Premium milk, cheese, cream and yogurt saw single-digit increases, while the company’s plant-based products saw triple-digit increases. The non-dairy items now have the second largest share in the Mexican market.
Grupo Lala also noted a ‘softening in consumption’ overall in Mexico, flat milk volume and double digit decreases in soft drinks, which lessened its volume across the country.
Mauricio Leyva, CEO of Grupo Lala, said, “The virtuous cycle is in place and starting to deliver results, albeit lower than expected topline growth in Q2. Productivity initiatives are fueling resources for our premiumization and value-added growth strategies in Mexico, allowing us to invest more in innovation and categories like premium milk and plant-based beverages.

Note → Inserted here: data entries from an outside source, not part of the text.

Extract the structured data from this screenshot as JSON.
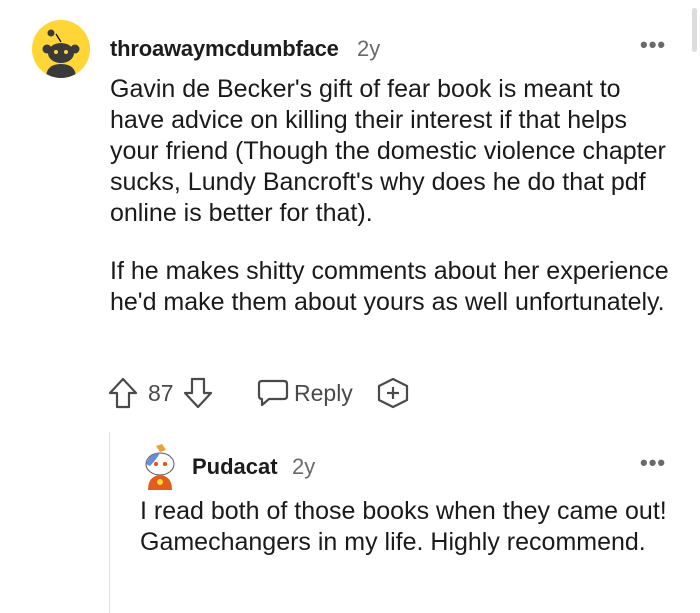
{
  "comment": {
    "username": "throawaymcdumbface",
    "age": "2y",
    "paragraphs": [
      "Gavin de Becker's gift of fear book is meant to have advice on killing their interest if that helps your friend (Though the domestic violence chapter sucks, Lundy Bancroft's why does he do that pdf online is better for that).",
      "If he makes shitty comments about her experience he'd make them about yours as well unfortunately."
    ],
    "votes": "87",
    "reply_label": "Reply",
    "more_label": "•••"
  },
  "reply": {
    "username": "Pudacat",
    "age": "2y",
    "text": "I read both of those books when they came out! Gamechangers in my life. Highly recommend.",
    "more_label": "•••"
  },
  "colors": {
    "avatar_bg": "#ffd635",
    "text": "#1a1a1b",
    "muted": "#6a6a6a"
  }
}
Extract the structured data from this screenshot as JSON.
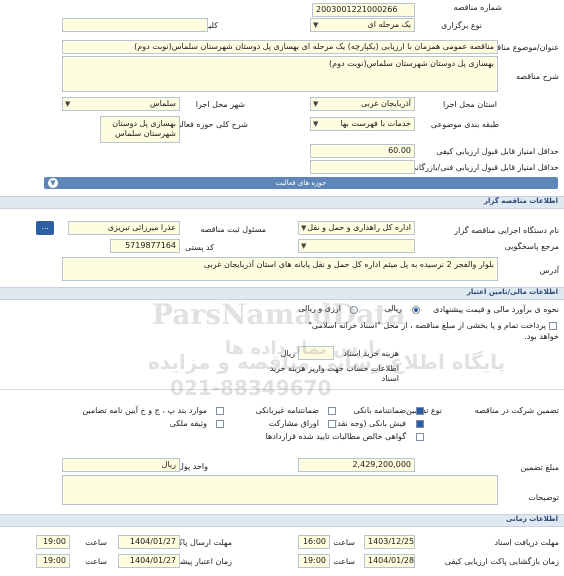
{
  "fields": {
    "tender_number": {
      "label": "شماره مناقصه",
      "value": "2003001221000266"
    },
    "holding_type": {
      "label": "نوع برگزاری",
      "value": "یک مرحله ای"
    },
    "keyword": {
      "label": "کلید واژه",
      "value": ""
    },
    "title": {
      "label": "عنوان/موضوع مناقصه",
      "value": "مناقصه عمومی همزمان با ارزیابی (یکپارچه) یک مرحله ای بهسازی پل دوستان شهرستان سلماس(نوبت دوم)"
    },
    "description": {
      "label": "شرح مناقصه",
      "value": "بهسازی پل دوستان شهرستان سلماس(نوبت دوم)"
    },
    "province": {
      "label": "استان محل اجرا",
      "value": "آذربایجان غربی"
    },
    "city": {
      "label": "شهر محل اجرا",
      "value": "سلماس"
    },
    "category": {
      "label": "طبقه بندی موضوعی",
      "value": "خدمات با فهرست بها"
    },
    "scope": {
      "label": "شرح کلی حوزه فعالیت",
      "value": "بهسازی پل دوستان شهرستان سلماس"
    },
    "min_quality_score": {
      "label": "حداقل امتیاز قابل قبول ارزیابی کیفی",
      "value": "60.00"
    },
    "min_tech_score": {
      "label": "حداقل امتیاز قابل قبول ارزیابی فنی/بازرگانی",
      "value": ""
    }
  },
  "collapse_bar": {
    "label": "حوزه های فعالیت"
  },
  "sections": {
    "organizer": "اطلاعات مناقصه گزار",
    "finance": "اطلاعات مالی/تامین اعتبار",
    "timing": "اطلاعات زمانی"
  },
  "organizer": {
    "agency": {
      "label": "نام دستگاه اجرایی مناقصه گزار",
      "value": "اداره کل راهداری و حمل و نقل"
    },
    "registrar": {
      "label": "مسئول ثبت مناقصه",
      "value": "عذرا میرزائی تبریزی"
    },
    "reply_ref": {
      "label": "مرجع پاسخگویی",
      "value": ""
    },
    "postal_code": {
      "label": "کد پستی",
      "value": "5719877164"
    },
    "address": {
      "label": "آدرس",
      "value": "بلوار والفجر 2 نرسیده به پل میثم اداره کل حمل و نقل پایانه های استان آذربایجان غربی"
    },
    "dots_label": "..."
  },
  "finance": {
    "estimate_label": "نحوه ی برآورد مالی و قیمت پیشنهادی",
    "estimate_options": [
      "ریالی",
      "ارزی و ریالی"
    ],
    "payment_text_1": "پرداخت تمام و یا بخشی از مبلغ مناقصه ، از محل \"اسناد خزانه اسلامی\"",
    "payment_text_2": "خواهد بود.",
    "doc_price_label": "هزینه خرید اسناد",
    "doc_price_unit": "ریال",
    "account_label_1": "اطلاعات حساب جهت واریز هزینه خرید",
    "account_label_2": "اسناد",
    "account_value": "...",
    "guarantee_label": "تضمین شرکت در مناقصه",
    "guarantee_type_label": "نوع تضمین",
    "guarantee_options": [
      {
        "label": "ضمانتنامه بانکی",
        "checked": true
      },
      {
        "label": "ضمانتنامه غیربانکی",
        "checked": false
      },
      {
        "label": "موارد بند پ ، ج و خ آیین نامه تضامین",
        "checked": false
      },
      {
        "label": "فیش بانکی (وجه نقد)",
        "checked": true
      },
      {
        "label": "اوراق مشارکت",
        "checked": false
      },
      {
        "label": "وثیقه ملکی",
        "checked": false
      },
      {
        "label": "گواهی خالص مطالبات تایید شده قراردادها",
        "checked": false
      }
    ],
    "amount_label": "مبلغ تضمین",
    "amount_value": "2,429,200,000",
    "currency_label": "واحد پول",
    "currency_value": "ریال",
    "notes_label": "توضیحات"
  },
  "timing": {
    "doc_receive_label": "مهلت دریافت اسناد",
    "doc_receive_date": "1403/12/25",
    "doc_receive_time": "16:00",
    "send_deadline_label": "مهلت ارسال پاکتهای پیشنهاد",
    "send_deadline_date": "1404/01/27",
    "send_deadline_time": "19:00",
    "quality_open_label": "زمان بازگشایی پاکت ارزیابی کیفی",
    "quality_open_date": "1404/01/28",
    "quality_open_time": "19:00",
    "validity_label": "زمان اعتبار پیشنهاد",
    "validity_date": "1404/01/27",
    "validity_time": "19:00",
    "time_label": "ساعت"
  },
  "watermark": {
    "logo": "ParsNamadData",
    "tagline": "پارس نماد داده ها",
    "footer": "پایگاه اطلاع رسانی مناقصه و مزایده",
    "phone": "021-88349670"
  },
  "colors": {
    "input_bg": "#fffde0",
    "section_bg": "#dfe7f1",
    "accent": "#2e5fa3"
  }
}
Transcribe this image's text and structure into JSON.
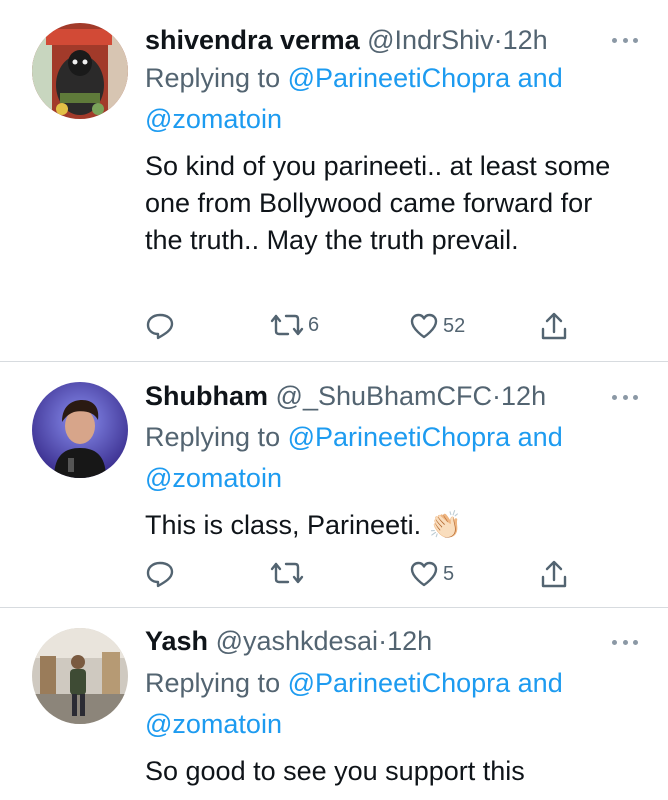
{
  "tweets": [
    {
      "name": "shivendra verma",
      "handle": "@IndrShiv",
      "time": "12h",
      "dot": "·",
      "reply_prefix": "Replying to",
      "mention_1": "@ParineetiChopra",
      "mention_conj": "and",
      "mention_2": "@zomatoin",
      "text": "So kind of you parineeti.. at least some one from Bollywood  came forward for the truth.. May the truth prevail.",
      "retweets": "6",
      "likes": "52"
    },
    {
      "name": "Shubham",
      "handle": "@_ShuBhamCFC",
      "time": "12h",
      "dot": "·",
      "reply_prefix": "Replying to",
      "mention_1": "@ParineetiChopra",
      "mention_conj": "and",
      "mention_2": "@zomatoin",
      "text": "This is class, Parineeti.",
      "emoji": "👏🏻",
      "retweets": "",
      "likes": "5"
    },
    {
      "name": "Yash",
      "handle": "@yashkdesai",
      "time": "12h",
      "dot": "·",
      "reply_prefix": "Replying to",
      "mention_1": "@ParineetiChopra",
      "mention_conj": "and",
      "mention_2": "@zomatoin",
      "text": "So good to see you support this"
    }
  ],
  "icons": {
    "reply": "reply-icon",
    "retweet": "retweet-icon",
    "like": "heart-icon",
    "share": "share-icon",
    "more": "more-icon"
  },
  "colors": {
    "link": "#1d9bf0",
    "secondary_text": "#536471",
    "divider": "#d7dbdf"
  }
}
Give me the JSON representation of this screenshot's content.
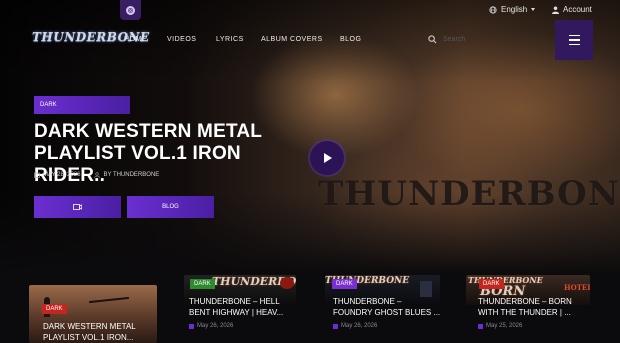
{
  "topbar": {
    "pill_icon": "instagram-icon",
    "language": "English",
    "account": "Account"
  },
  "nav": {
    "logo": "THUNDERBONE",
    "links": [
      "HOME",
      "VIDEOS",
      "LYRICS",
      "ALBUM COVERS",
      "BLOG"
    ],
    "search_placeholder": "Search"
  },
  "hero": {
    "tag": "DARK",
    "title_line1": "DARK WESTERN METAL",
    "title_line2": "PLAYLIST VOL.1 IRON RIDER..",
    "date": "MAY 28, 2026",
    "author": "BY THUNDERBONE",
    "button1_icon": "video-icon",
    "button2_label": "BLOG",
    "watermark": "THUNDERBONE"
  },
  "cards": [
    {
      "tag": "DARK",
      "title1": "DARK WESTERN METAL",
      "title2": "PLAYLIST VOL.1 IRON..."
    },
    {
      "tag": "DARK",
      "logo": "THUNDERBONE",
      "title1": "THUNDERBONE – HELL",
      "title2": "BENT HIGHWAY | HEAV...",
      "date": "May 26, 2026"
    },
    {
      "tag": "DARK",
      "logo": "THUNDERBONE",
      "title1": "THUNDERBONE –",
      "title2": "FOUNDRY GHOST BLUES ...",
      "date": "May 26, 2026"
    },
    {
      "tag": "DARK",
      "logo": "THUNDERBONE",
      "logo2": "BORN",
      "sign": "HOTEL",
      "title1": "THUNDERBONE – BORN",
      "title2": "WITH THE THUNDER | ...",
      "date": "May 25, 2026"
    }
  ],
  "colors": {
    "accent": "#6a2fd1",
    "accent_dark": "#32185e",
    "tag_green": "#2e8a2e",
    "tag_red": "#c2261f",
    "tag_purple": "#7a2fd1"
  }
}
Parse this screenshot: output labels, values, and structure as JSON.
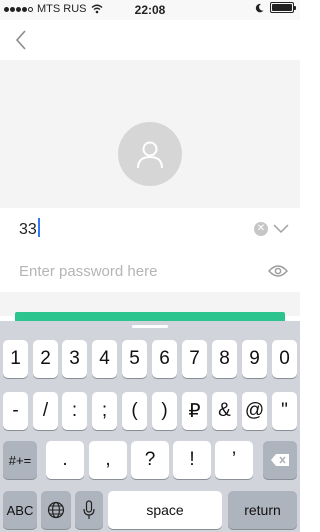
{
  "status_bar": {
    "carrier": "MTS RUS",
    "time": "22:08",
    "signal_bars": 4,
    "battery_level": 1.0
  },
  "phone_field": {
    "value": "33"
  },
  "password_field": {
    "placeholder": "Enter password here",
    "value": ""
  },
  "keyboard": {
    "row1": [
      "1",
      "2",
      "3",
      "4",
      "5",
      "6",
      "7",
      "8",
      "9",
      "0"
    ],
    "row2": [
      "-",
      "/",
      ":",
      ";",
      "(",
      ")",
      "₽",
      "&",
      "@",
      "\""
    ],
    "row3": [
      ".",
      ",",
      "?",
      "!",
      "’"
    ],
    "symbols_key": "#+=",
    "abc_key": "ABC",
    "space_key": "space",
    "return_key": "return"
  },
  "colors": {
    "accent": "#2bc48f",
    "background": "#f4f4f4",
    "keyboard": "#d1d5db"
  },
  "icons": [
    "back-icon",
    "avatar-user-icon",
    "clear-icon",
    "chevron-down-icon",
    "eye-icon",
    "wifi-icon",
    "moon-icon",
    "globe-icon",
    "mic-icon",
    "backspace-icon"
  ]
}
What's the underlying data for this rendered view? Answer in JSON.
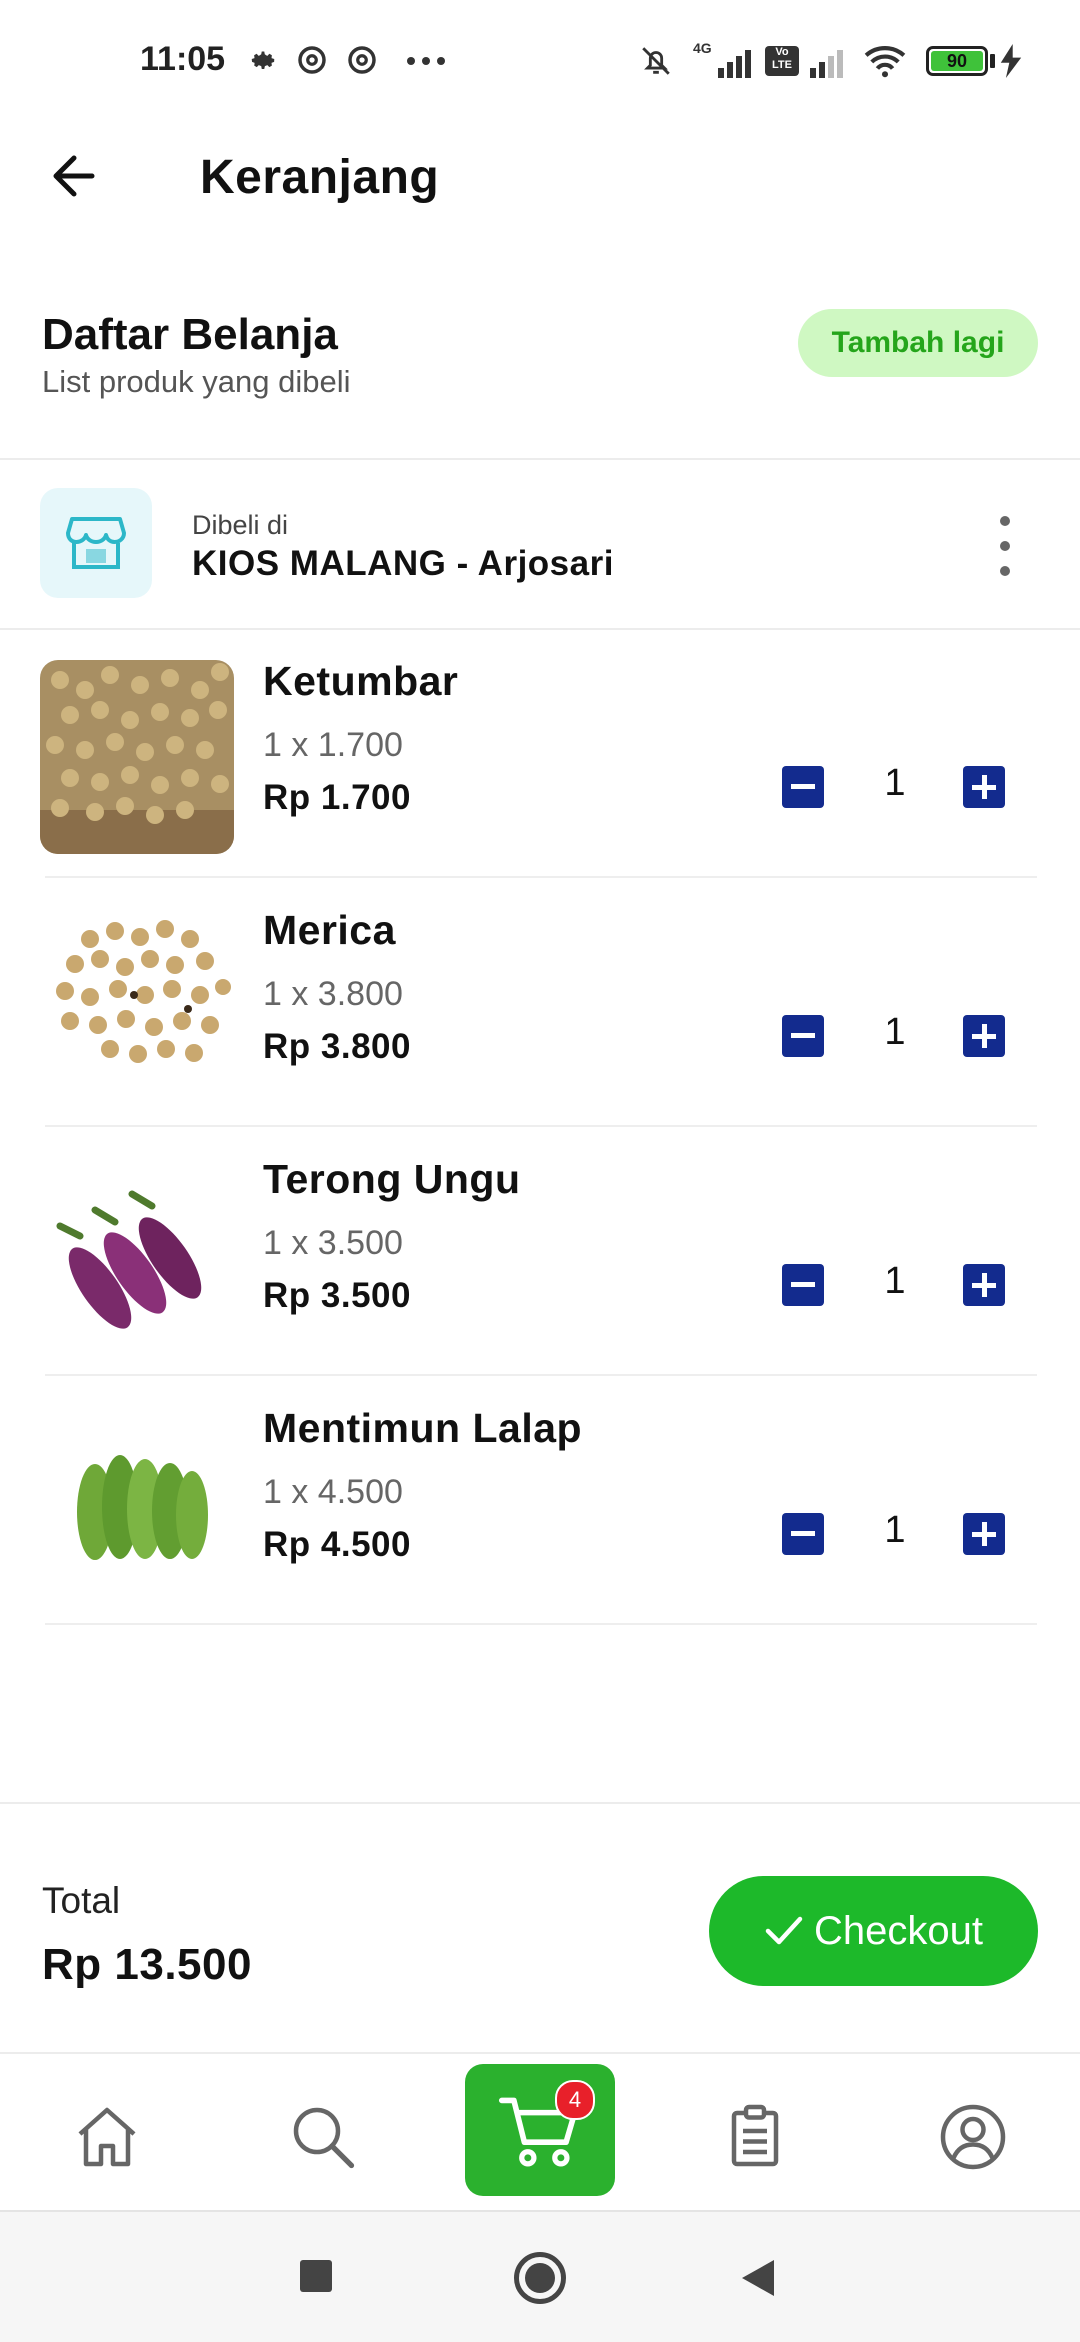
{
  "status_bar": {
    "time": "11:05",
    "battery": "90",
    "network": "4G",
    "volte": "Vo LTE",
    "icons": [
      "settings-icon",
      "dnd-icon",
      "dnd-icon",
      "more-icon",
      "mute-icon",
      "signal-icon",
      "signal-icon",
      "wifi-icon",
      "battery-icon",
      "charging-icon"
    ]
  },
  "header": {
    "title": "Keranjang",
    "back_icon": "arrow-left-icon"
  },
  "section": {
    "title": "Daftar Belanja",
    "subtitle": "List produk yang dibeli",
    "add_button": "Tambah lagi"
  },
  "store": {
    "label": "Dibeli di",
    "name": "KIOS MALANG - Arjosari",
    "icon": "store-icon"
  },
  "items": [
    {
      "name": "Ketumbar",
      "qty_line": "1 x 1.700",
      "price": "Rp 1.700",
      "quantity": "1"
    },
    {
      "name": "Merica",
      "qty_line": "1 x 3.800",
      "price": "Rp 3.800",
      "quantity": "1"
    },
    {
      "name": "Terong Ungu",
      "qty_line": "1 x 3.500",
      "price": "Rp 3.500",
      "quantity": "1"
    },
    {
      "name": "Mentimun Lalap",
      "qty_line": "1 x 4.500",
      "price": "Rp 4.500",
      "quantity": "1"
    }
  ],
  "summary": {
    "total_label": "Total",
    "total_value": "Rp 13.500",
    "checkout_label": "Checkout"
  },
  "bottom_nav": {
    "items": [
      "home-icon",
      "search-icon",
      "cart-icon",
      "orders-icon",
      "profile-icon"
    ],
    "active": "cart",
    "cart_badge": "4"
  },
  "colors": {
    "primary_green": "#1db92a",
    "light_green": "#cff8c2",
    "stepper_blue": "#132b8e",
    "badge_red": "#e8202a"
  }
}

"We have started to see signs of profitability recovery, as well as a strengthened working capital, setting the path to deleverage the business and increase value for our shareholders.”
In the US, Grupo Lala reported 860m pesos ($45m) in net sales, a 1.6% growth over last year. The Promised Land milk brand remained steady in the US, while its drinkable yogurt declined by double digits.
The company attributed this to an overall slow-down in the yogurt category growth and more focus on “a more profitable geographic and channel footprint.” The Central American market grew 4.4%, netting $710m pesos, driven by expansion in Guatemala and Nicaragua.
Grupo Lala said it has been setting its sights on more premium products since posting disappointing mid-year numbers in 2018, like the Promised Land's high-protein and high-calcium milk.